Go through the entries below and collect each line with the string "across" in it.
━━━━━ Exercise input ━━━━━
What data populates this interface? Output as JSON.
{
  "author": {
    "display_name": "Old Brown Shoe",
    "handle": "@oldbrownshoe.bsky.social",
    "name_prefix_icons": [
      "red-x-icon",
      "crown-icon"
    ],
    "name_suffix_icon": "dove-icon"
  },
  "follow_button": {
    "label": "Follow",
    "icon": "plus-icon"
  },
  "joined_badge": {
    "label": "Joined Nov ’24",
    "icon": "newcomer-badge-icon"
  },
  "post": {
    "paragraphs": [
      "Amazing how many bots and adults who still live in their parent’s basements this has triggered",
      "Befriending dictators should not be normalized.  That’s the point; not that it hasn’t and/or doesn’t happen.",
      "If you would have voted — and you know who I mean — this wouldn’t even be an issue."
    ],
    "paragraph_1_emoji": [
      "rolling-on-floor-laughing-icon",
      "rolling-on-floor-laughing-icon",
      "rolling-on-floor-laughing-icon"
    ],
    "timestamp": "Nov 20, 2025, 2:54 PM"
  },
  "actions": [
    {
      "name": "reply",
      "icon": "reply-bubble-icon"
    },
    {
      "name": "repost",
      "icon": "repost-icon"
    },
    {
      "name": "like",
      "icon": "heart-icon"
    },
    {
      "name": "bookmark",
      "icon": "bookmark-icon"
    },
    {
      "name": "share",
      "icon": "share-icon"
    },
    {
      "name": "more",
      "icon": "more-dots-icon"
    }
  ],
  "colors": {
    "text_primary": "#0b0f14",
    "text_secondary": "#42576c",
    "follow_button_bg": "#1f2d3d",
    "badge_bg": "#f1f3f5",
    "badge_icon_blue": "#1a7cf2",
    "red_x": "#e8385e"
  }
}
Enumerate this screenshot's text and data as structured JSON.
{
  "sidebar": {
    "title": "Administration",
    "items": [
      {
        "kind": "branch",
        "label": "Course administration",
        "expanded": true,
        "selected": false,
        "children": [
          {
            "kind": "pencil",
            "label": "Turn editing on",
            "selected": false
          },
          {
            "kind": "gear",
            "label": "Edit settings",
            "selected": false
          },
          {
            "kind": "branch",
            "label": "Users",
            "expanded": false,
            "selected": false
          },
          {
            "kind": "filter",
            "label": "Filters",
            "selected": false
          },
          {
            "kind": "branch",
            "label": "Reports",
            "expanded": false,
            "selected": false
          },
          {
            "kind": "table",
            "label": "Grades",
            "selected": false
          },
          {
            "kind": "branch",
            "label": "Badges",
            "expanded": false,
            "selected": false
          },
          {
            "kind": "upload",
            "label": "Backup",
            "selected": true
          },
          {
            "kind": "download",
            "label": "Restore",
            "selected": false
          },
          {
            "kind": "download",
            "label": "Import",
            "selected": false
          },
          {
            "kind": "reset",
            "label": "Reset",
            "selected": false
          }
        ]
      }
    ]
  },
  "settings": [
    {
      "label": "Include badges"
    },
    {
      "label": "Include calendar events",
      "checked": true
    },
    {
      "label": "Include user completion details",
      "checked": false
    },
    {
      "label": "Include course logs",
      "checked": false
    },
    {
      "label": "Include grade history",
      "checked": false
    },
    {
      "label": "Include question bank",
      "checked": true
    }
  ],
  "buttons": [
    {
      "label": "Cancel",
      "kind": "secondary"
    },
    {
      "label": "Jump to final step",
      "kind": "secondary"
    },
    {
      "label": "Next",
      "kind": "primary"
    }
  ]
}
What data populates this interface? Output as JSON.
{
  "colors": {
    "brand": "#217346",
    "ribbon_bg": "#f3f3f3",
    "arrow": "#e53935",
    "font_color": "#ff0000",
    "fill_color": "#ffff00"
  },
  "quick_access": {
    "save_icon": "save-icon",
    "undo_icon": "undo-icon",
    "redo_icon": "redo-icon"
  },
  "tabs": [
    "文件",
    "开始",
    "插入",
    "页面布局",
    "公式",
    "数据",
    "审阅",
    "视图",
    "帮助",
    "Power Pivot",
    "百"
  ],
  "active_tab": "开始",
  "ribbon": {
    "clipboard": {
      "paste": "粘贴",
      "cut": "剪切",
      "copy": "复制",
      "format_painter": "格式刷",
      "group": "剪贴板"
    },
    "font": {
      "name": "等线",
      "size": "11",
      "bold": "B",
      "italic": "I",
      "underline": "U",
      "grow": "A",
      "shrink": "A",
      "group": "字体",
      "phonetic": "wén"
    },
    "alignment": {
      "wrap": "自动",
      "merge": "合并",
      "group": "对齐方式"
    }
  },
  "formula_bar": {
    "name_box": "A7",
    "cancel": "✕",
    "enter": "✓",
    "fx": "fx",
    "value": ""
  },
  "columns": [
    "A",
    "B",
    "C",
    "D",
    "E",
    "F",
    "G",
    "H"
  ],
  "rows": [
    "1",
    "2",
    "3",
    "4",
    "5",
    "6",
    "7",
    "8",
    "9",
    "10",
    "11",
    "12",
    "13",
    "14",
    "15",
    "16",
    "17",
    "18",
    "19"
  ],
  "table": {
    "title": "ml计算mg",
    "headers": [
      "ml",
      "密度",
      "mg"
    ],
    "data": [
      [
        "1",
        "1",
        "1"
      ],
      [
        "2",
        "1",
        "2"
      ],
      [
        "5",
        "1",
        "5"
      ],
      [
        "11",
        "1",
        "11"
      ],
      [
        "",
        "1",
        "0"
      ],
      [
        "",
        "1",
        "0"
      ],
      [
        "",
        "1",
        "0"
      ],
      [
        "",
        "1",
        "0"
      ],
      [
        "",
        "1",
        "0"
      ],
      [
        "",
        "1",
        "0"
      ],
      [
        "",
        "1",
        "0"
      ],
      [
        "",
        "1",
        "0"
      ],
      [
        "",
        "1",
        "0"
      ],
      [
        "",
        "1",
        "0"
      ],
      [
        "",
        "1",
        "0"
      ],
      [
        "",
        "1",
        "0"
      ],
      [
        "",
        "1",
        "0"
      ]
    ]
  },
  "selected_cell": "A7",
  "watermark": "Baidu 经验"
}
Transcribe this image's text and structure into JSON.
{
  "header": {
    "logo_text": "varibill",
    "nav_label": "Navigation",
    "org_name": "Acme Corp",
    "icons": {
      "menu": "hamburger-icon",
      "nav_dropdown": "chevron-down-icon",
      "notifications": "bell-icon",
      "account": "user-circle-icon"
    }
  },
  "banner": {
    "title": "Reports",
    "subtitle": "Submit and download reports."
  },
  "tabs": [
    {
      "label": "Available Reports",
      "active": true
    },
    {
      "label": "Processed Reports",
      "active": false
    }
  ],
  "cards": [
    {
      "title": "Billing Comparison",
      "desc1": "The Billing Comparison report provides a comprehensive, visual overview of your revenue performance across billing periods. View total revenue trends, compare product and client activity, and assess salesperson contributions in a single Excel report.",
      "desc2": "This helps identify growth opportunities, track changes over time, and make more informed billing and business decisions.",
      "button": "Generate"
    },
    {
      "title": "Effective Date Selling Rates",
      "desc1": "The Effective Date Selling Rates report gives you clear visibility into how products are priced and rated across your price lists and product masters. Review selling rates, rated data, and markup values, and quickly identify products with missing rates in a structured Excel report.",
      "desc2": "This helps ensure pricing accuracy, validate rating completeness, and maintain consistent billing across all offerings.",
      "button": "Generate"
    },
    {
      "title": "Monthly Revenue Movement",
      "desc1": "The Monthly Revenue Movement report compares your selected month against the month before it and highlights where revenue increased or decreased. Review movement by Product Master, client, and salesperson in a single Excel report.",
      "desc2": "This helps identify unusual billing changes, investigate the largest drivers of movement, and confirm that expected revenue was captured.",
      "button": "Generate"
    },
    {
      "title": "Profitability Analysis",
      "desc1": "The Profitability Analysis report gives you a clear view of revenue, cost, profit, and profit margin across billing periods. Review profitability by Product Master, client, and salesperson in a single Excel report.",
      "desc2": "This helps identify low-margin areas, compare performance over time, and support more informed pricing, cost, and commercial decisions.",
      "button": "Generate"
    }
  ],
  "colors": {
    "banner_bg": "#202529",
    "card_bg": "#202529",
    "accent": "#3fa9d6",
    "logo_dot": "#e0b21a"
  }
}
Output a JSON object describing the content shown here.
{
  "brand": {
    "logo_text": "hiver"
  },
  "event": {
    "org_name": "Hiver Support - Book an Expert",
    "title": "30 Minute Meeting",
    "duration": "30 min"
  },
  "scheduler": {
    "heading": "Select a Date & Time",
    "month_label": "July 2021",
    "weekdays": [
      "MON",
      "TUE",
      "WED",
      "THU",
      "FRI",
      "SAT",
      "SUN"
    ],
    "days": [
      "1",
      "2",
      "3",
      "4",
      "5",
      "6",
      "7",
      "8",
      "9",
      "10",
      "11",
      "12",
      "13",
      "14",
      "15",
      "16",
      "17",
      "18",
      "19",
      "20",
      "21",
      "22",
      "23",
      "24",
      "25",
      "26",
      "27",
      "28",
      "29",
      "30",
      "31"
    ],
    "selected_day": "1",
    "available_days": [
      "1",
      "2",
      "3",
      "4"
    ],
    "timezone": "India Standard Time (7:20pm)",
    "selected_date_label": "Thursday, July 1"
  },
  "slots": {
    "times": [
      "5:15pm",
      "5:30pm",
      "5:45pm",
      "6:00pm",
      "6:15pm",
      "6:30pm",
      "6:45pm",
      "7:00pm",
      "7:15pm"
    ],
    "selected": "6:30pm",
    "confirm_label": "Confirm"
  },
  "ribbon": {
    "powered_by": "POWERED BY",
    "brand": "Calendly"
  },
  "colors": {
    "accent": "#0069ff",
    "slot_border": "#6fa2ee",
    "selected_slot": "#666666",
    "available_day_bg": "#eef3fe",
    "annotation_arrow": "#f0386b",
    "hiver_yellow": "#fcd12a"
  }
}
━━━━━
Your solution:
      "desc1": "The Billing Comparison report provides a comprehensive, visual overview of your revenue performance across billing periods. View total revenue trends, compare product and client activity, and assess salesperson contributions in a single Excel report.",
      "desc1": "The Effective Date Selling Rates report gives you clear visibility into how products are priced and rated across your price lists and product masters. Review selling rates, rated data, and markup values, and quickly identify products with missing rates in a structured Excel report.",
      "desc2": "This helps ensure pricing accuracy, validate rating completeness, and maintain consistent billing across all offerings.",
      "desc1": "The Profitability Analysis report gives you a clear view of revenue, cost, profit, and profit margin across billing periods. Review profitability by Product Master, client, and salesperson in a single Excel report.",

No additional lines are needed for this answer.